Community leaders and elected officials led about 200 people in an Astoria rally against President Donald Trump’s executive order banning travel from seven Muslim-majority countries last Feb. 3.
“We’re standing today with our Muslim community. We’re here to say that this disgusting order that has divided families, that’s pushed people out of our country is wrong and hateful and it is not what our country was founded on,” Councilman Costa Constantinides (D-Astoria) said. “And it’s not just about this order, it’s about the entire tenor of the this presidency.”
The T intersection at 25th Avenue and Steinway Street was partially blocked off for protesters by NYPD barricades with about 20 officers keeping watch over the proceedings led by Constantinides and featured speakers such as U.S. Rep. Carolyn Maloney (D-Astoria), Public Advocate Letitia James, state Sen. Michael Gianaris (D-Astoria), Assemblyman Ron Kim (D-Flushing), Assemblywoman Aravella Simotas (D-Astoria) and Councilman Jimmy Van Bramer (D-Jackson Heights). Representatives from the Muslim American Society of Queens, Ansob Center for Refugees and the New York chapter of the Council on American Islamic Relations also delivered remarks.
“We either tear up this ban, or we tear down the Statue of Liberty and what it stands for,” Maloney said. “We hold these ideals so close to our hearts and we will overturn this ban, and we will go forward with the American Dream.”
Early in the rally, an opponent of the demonstration launched insults at the speakers from the back of the crowd, calling the officials and attendees “scumbags” and “snowflakes,” which the speakers ignored.
“Those that oppose us think that we’re going to suffer from fatigue, and I want them know that we are going to be out here everyday because I am of the opinion that this president is illegitimate and that what we should do is resist, resist, resist,” James said.
Simotas immigrated to the United States with her family as a child and praised the number of children in the crowd holding signs.
“The children! That’s what we’re fighting for, to make sure America stays America for us and for our children,” Simotas said. “My family came here in the late ‘70s. I can tell you that the reason they were able to get by was because they got help from their neighbors… The reason why we are all so connected in Astoria is because this community was built by immigrants and will be one that continues to welcome immigrants.”
Kim, the first Korean-American elected to the Assembly, came from Flushing to speak about the xenophobic sentiments he had to deal with growing up as an immigrant who came to the United States when he was 7 years old.
“I know how it feels, my wife knows how it feels, to be treated like a foreigner in our own country,” Kim said.
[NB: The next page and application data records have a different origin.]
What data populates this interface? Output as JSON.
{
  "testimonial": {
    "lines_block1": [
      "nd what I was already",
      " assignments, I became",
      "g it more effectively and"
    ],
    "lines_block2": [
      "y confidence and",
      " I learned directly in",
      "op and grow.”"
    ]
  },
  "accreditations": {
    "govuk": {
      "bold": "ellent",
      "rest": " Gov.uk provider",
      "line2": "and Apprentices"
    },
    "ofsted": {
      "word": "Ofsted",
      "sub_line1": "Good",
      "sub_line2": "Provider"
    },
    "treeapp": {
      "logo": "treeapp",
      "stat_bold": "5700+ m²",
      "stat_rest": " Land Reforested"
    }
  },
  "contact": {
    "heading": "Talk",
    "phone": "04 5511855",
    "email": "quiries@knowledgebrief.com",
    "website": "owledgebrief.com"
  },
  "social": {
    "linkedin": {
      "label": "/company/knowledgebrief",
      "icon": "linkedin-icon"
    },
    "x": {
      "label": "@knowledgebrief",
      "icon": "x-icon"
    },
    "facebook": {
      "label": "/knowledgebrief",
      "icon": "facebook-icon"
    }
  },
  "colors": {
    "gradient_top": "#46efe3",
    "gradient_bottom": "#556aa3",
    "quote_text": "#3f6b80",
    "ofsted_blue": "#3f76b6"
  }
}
He cited the Chinese Exclusion Act, passed in 1882, which imposed a 10-year moratorium on the immigration of Chiense laborers and marked the first U.S. law to ban immigrants.
Saying the act still is felt in America today in the way Asian-Americans are treated socially, Kim said: “It is more important than ever to be united and stick up for our Muslim brothers and sisters or the next generation will suffer.”
Reach reporter Mark Hallum by e-mail at mhall